In Washington State, Health Care Directives (Living Wills) and Power of Attorneys may either be acknowledged before a Notary Public or witnessed by two competent adults. However, there may be certain circumstances and jurisdictions where notarization of the document is required. In Washington State, the witness requirements for a Health Care Directive are governed by RCW 70.122.030. The specific rules for a Health Care Directive are:
- The witness cannot be related to you by blood, marriage, or state registered domestic partnership;
- The witness cannot be your attending physician;
- The witness cannot be an employee of your attending physician or a health facility in which you are a patient;
- The witness cannot be entitled to any portion of your estate upon your death under any existing will or codicil, or by operation of law;

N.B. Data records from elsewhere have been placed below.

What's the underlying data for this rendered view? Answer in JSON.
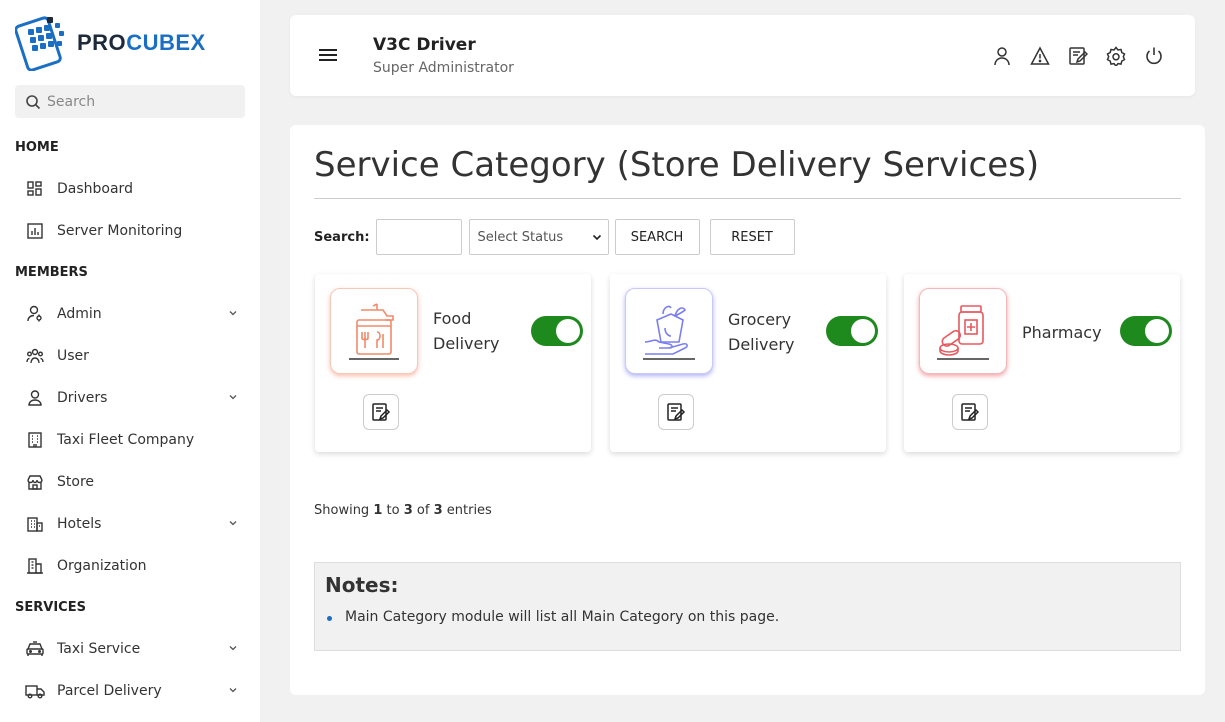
{
  "brand": {
    "name_part1": "PRO",
    "name_part2": "CUBEX"
  },
  "sidebar": {
    "search_placeholder": "Search",
    "sections": [
      {
        "title": "HOME",
        "items": [
          {
            "label": "Dashboard",
            "icon": "dashboard-icon"
          },
          {
            "label": "Server Monitoring",
            "icon": "chart-icon"
          }
        ]
      },
      {
        "title": "MEMBERS",
        "items": [
          {
            "label": "Admin",
            "icon": "admin-icon",
            "expandable": true
          },
          {
            "label": "User",
            "icon": "users-icon"
          },
          {
            "label": "Drivers",
            "icon": "driver-icon",
            "expandable": true
          },
          {
            "label": "Taxi Fleet Company",
            "icon": "building-icon"
          },
          {
            "label": "Store",
            "icon": "store-icon"
          },
          {
            "label": "Hotels",
            "icon": "hotel-icon",
            "expandable": true
          },
          {
            "label": "Organization",
            "icon": "organization-icon"
          }
        ]
      },
      {
        "title": "SERVICES",
        "items": [
          {
            "label": "Taxi Service",
            "icon": "taxi-icon",
            "expandable": true
          },
          {
            "label": "Parcel Delivery",
            "icon": "truck-icon",
            "expandable": true
          }
        ]
      }
    ]
  },
  "header": {
    "user_name": "V3C Driver",
    "user_role": "Super Administrator"
  },
  "page": {
    "title": "Service Category (Store Delivery Services)",
    "filters": {
      "search_label": "Search:",
      "search_value": "",
      "status_selected": "Select Status",
      "search_button": "SEARCH",
      "reset_button": "RESET"
    },
    "cards": [
      {
        "name": "Food Delivery",
        "enabled": true,
        "accent": "#f08a6a"
      },
      {
        "name": "Grocery Delivery",
        "enabled": true,
        "accent": "#7a7ef0"
      },
      {
        "name": "Pharmacy",
        "enabled": true,
        "accent": "#e8585e"
      }
    ],
    "showing": {
      "prefix": "Showing",
      "from": "1",
      "to_word": "to",
      "to": "3",
      "of_word": "of",
      "total": "3",
      "suffix": "entries"
    },
    "notes": {
      "title": "Notes:",
      "items": [
        "Main Category module will list all Main Category on this page."
      ]
    }
  },
  "colors": {
    "brand_blue": "#1a6fc4",
    "toggle_on": "#1e8a1e"
  }
}
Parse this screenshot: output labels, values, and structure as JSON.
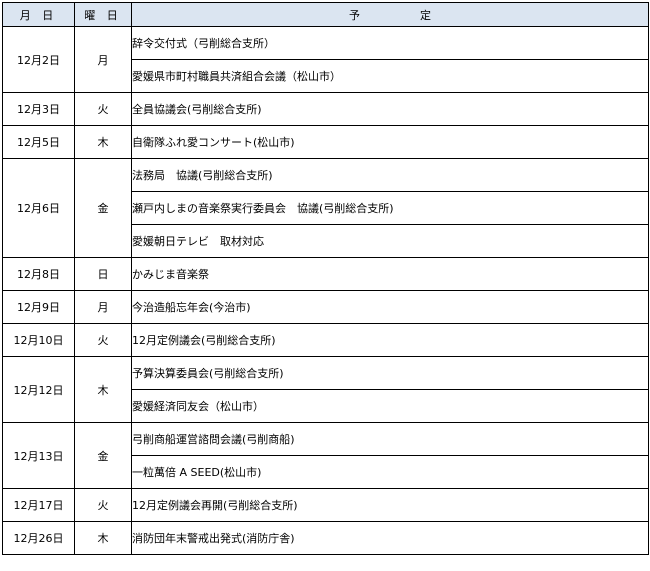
{
  "headers": {
    "date": "月 日",
    "day": "曜 日",
    "plan_1": "予",
    "plan_2": "定"
  },
  "rows": [
    {
      "date": "12月2日",
      "day": "月",
      "items": [
        "辞令交付式（弓削総合支所）",
        "愛媛県市町村職員共済組合会議（松山市）"
      ]
    },
    {
      "date": "12月3日",
      "day": "火",
      "items": [
        "全員協議会(弓削総合支所)"
      ]
    },
    {
      "date": "12月5日",
      "day": "木",
      "items": [
        "自衛隊ふれ愛コンサート(松山市)"
      ]
    },
    {
      "date": "12月6日",
      "day": "金",
      "items": [
        "法務局　協議(弓削総合支所)",
        "瀬戸内しまの音楽祭実行委員会　協議(弓削総合支所)",
        "愛媛朝日テレビ　取材対応"
      ]
    },
    {
      "date": "12月8日",
      "day": "日",
      "items": [
        "かみじま音楽祭"
      ]
    },
    {
      "date": "12月9日",
      "day": "月",
      "items": [
        "今治造船忘年会(今治市)"
      ]
    },
    {
      "date": "12月10日",
      "day": "火",
      "items": [
        "12月定例議会(弓削総合支所)"
      ]
    },
    {
      "date": "12月12日",
      "day": "木",
      "items": [
        "予算決算委員会(弓削総合支所)",
        "愛媛経済同友会（松山市）"
      ]
    },
    {
      "date": "12月13日",
      "day": "金",
      "items": [
        "弓削商船運営諮問会議(弓削商船)",
        "一粒萬倍 A SEED(松山市)"
      ]
    },
    {
      "date": "12月17日",
      "day": "火",
      "items": [
        "12月定例議会再開(弓削総合支所)"
      ]
    },
    {
      "date": "12月26日",
      "day": "木",
      "items": [
        "消防団年末警戒出発式(消防庁舎)"
      ]
    }
  ]
}
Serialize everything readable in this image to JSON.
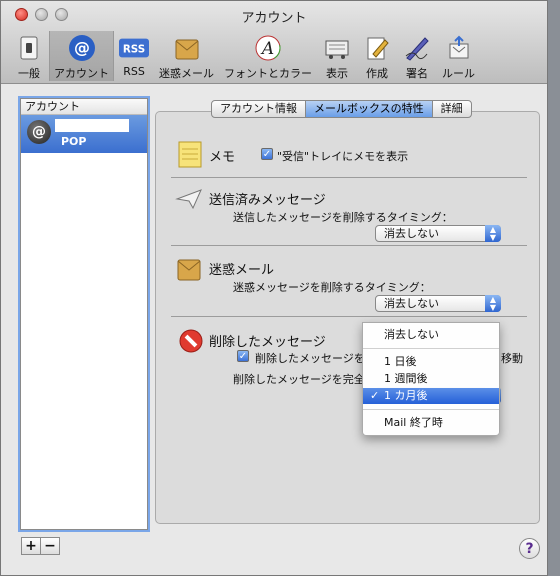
{
  "window": {
    "title": "アカウント"
  },
  "toolbar": {
    "items": [
      {
        "label": "一般",
        "icon": "switch-icon"
      },
      {
        "label": "アカウント",
        "icon": "at-sign-icon",
        "selected": true
      },
      {
        "label": "RSS",
        "icon": "rss-icon"
      },
      {
        "label": "迷惑メール",
        "icon": "junk-mail-icon"
      },
      {
        "label": "フォントとカラー",
        "icon": "font-color-icon"
      },
      {
        "label": "表示",
        "icon": "display-icon"
      },
      {
        "label": "作成",
        "icon": "compose-icon"
      },
      {
        "label": "署名",
        "icon": "signature-icon"
      },
      {
        "label": "ルール",
        "icon": "rules-icon"
      }
    ]
  },
  "sidebar": {
    "header": "アカウント",
    "accounts": [
      {
        "type": "POP",
        "icon": "at-sign-icon"
      }
    ],
    "add_label": "+",
    "remove_label": "−"
  },
  "tabs": [
    {
      "label": "アカウント情報"
    },
    {
      "label": "メールボックスの特性",
      "active": true
    },
    {
      "label": "詳細"
    }
  ],
  "sections": {
    "notes": {
      "title": "メモ",
      "checkbox_label": "\"受信\"トレイにメモを表示",
      "checked": true
    },
    "sent": {
      "title": "送信済みメッセージ",
      "desc": "送信したメッセージを削除するタイミング：",
      "popup_value": "消去しない"
    },
    "junk": {
      "title": "迷惑メール",
      "desc": "迷惑メッセージを削除するタイミング：",
      "popup_value": "消去しない"
    },
    "trash": {
      "title": "削除したメッセージ",
      "checkbox_label": "削除したメッセージを",
      "checkbox_label_tail": "移動",
      "checked": true,
      "desc": "削除したメッセージを完全"
    }
  },
  "dropdown_menu": {
    "options": [
      "消去しない",
      "1 日後",
      "1 週間後",
      "1 カ月後",
      "Mail 終了時"
    ],
    "selected": "1 カ月後",
    "check_mark": "✓"
  },
  "help": {
    "label": "?"
  },
  "colors": {
    "accent": "#3b6fcf",
    "selection": "#2560d8"
  }
}
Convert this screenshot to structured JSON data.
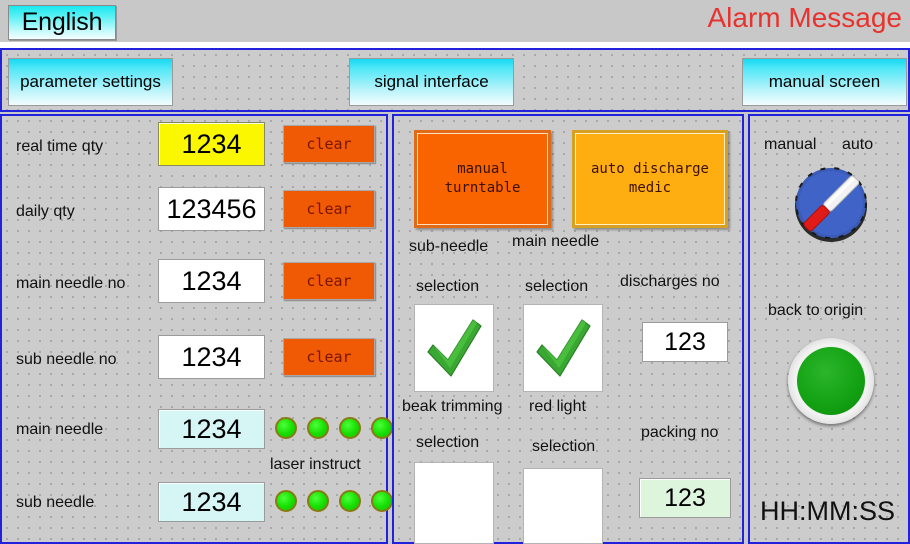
{
  "header": {
    "language_button": "English",
    "alarm_title": "Alarm Message"
  },
  "nav": {
    "parameter_settings": "parameter settings",
    "signal_interface": "signal interface",
    "manual_screen": "manual screen"
  },
  "left_panel": {
    "rows": [
      {
        "label": "real time qty",
        "value": "1234",
        "button": "clear"
      },
      {
        "label": "daily qty",
        "value": "123456",
        "button": "clear"
      },
      {
        "label": "main needle no",
        "value": "1234",
        "button": "clear"
      },
      {
        "label": "sub needle no",
        "value": "1234",
        "button": "clear"
      }
    ],
    "main_needle": {
      "label": "main needle",
      "value": "1234"
    },
    "sub_needle": {
      "label": "sub needle",
      "value": "1234"
    },
    "laser_instruct_label": "laser instruct",
    "led_count_main": 4,
    "led_count_sub": 4
  },
  "center_panel": {
    "turntable_button": "manual\nturntable",
    "discharge_button": "auto discharge\nmedic",
    "sub_needle_selection_label_1": "sub-needle",
    "sub_needle_selection_label_2": "selection",
    "main_needle_selection_label_1": "main needle",
    "main_needle_selection_label_2": "selection",
    "beak_trimming_label_1": "beak trimming",
    "beak_trimming_label_2": "selection",
    "red_light_label_1": "red light",
    "red_light_label_2": "selection",
    "discharges_no_label": "discharges no",
    "discharges_no_value": "123",
    "packing_no_label": "packing no",
    "packing_no_value": "123",
    "sub_needle_checked": true,
    "main_needle_checked": true,
    "beak_trimming_checked": false,
    "red_light_checked": false,
    "check_glyph": "check-icon"
  },
  "right_panel": {
    "mode_manual_label": "manual",
    "mode_auto_label": "auto",
    "selector_icon": "rotary-selector-icon",
    "back_to_origin_label": "back to origin",
    "back_to_origin_icon": "green-push-button-icon",
    "clock": "HH:MM:SS"
  },
  "colors": {
    "accent_blue_border": "#2222dd",
    "nav_cyan": "#17d9f2",
    "alarm_red": "#e8322d",
    "clear_orange": "#f05a05",
    "turntable_orange": "#fa6400",
    "discharge_amber": "#ffae12",
    "led_green": "#17e005",
    "field_yellow": "#fbf700",
    "field_cyan": "#d6f6f6",
    "field_green": "#ddf5dd",
    "panel_gray": "#cccccc"
  }
}
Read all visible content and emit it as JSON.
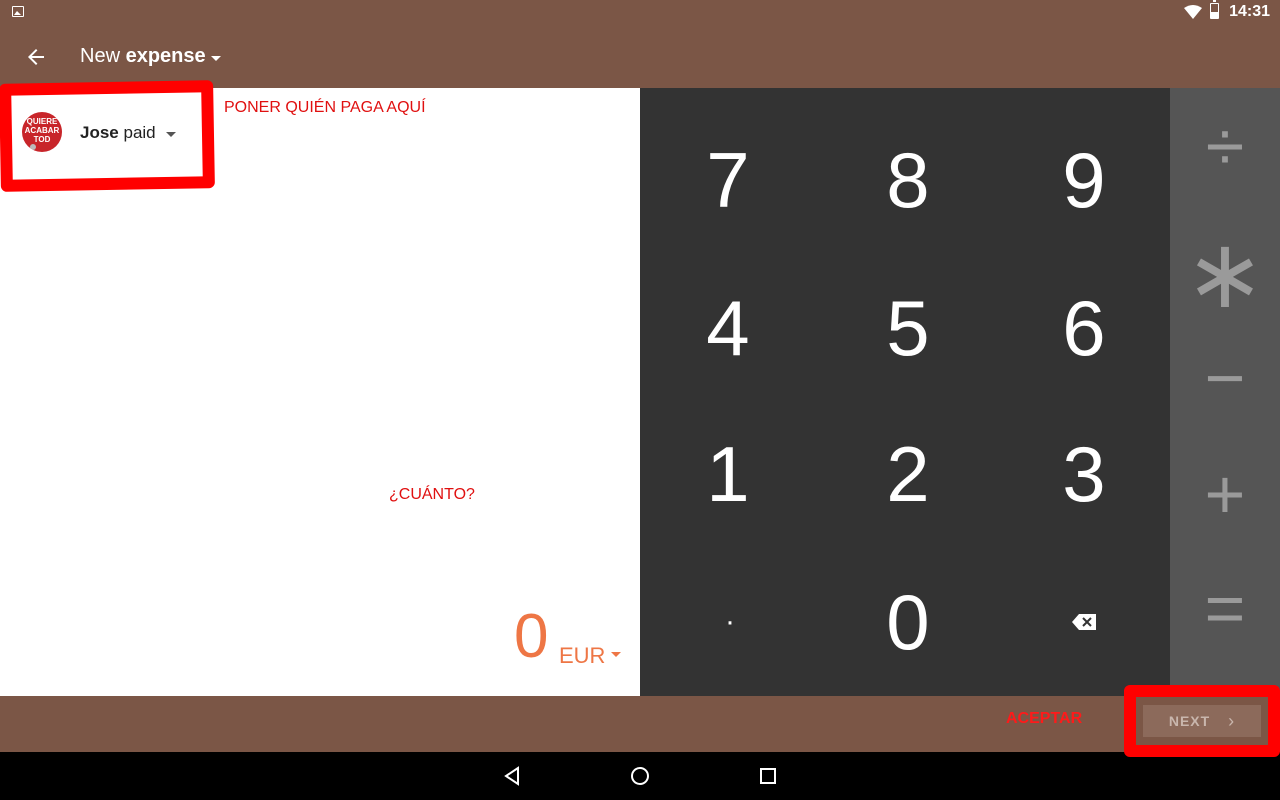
{
  "status_bar": {
    "time": "14:31"
  },
  "app_bar": {
    "title_prefix": "New",
    "title_bold": "expense"
  },
  "payer": {
    "name": "Jose",
    "suffix": "paid",
    "avatar_lines": [
      "QUIERE",
      "ACABAR",
      "TOD"
    ]
  },
  "annotations": {
    "who_pays": "PONER QUIÉN PAGA AQUÍ",
    "how_much": "¿CUÁNTO?",
    "accept": "ACEPTAR"
  },
  "amount": {
    "value": "0",
    "currency": "EUR"
  },
  "keypad": {
    "keys": [
      "7",
      "8",
      "9",
      "4",
      "5",
      "6",
      "1",
      "2",
      "3",
      "·",
      "0"
    ]
  },
  "operators": [
    "÷",
    "∗",
    "−",
    "+",
    "="
  ],
  "bottom": {
    "next_label": "NEXT"
  },
  "colors": {
    "primary": "#7b5646",
    "accent": "#ee7645",
    "keypad": "#333333",
    "operators": "#555555",
    "annotation": "#ff0000"
  }
}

- The witness cannot be a person who has a claim against any portion of your estate upon your death at the time of the execution of the directive;
- The witness must know you personally or have been provided proof of identity; and
- The witness must be able to attest to your capability of making health care decisions.
In Washington State, the witness requirements for a Power of Attorney are governed by RCW 11.125.050. The specific rules for a Power of Attorney are:
- The witness cannot be your home care providers;
- The witness cannot be your care providers at an adult family home or long-term care facility where you reside;
- The witness cannot be related to you or your agent by blood, marriage, or state registered domestic partnership; and
- The witness should not be the agent named in the document.
Once you have signed your Health Care Directive and Power of Attorney, make multiple copies of the documents. Keep one with you at home and consider distributing a copy to your physician, your health care provider (hospital or nursing home), your power of attorney (agent), and family members or trusted friends. Finally, don’t forget to send an electronic copy to our offices. We will maintain an electronic copy on behalf of our clients, and we will provide verification that the documents were properly signed.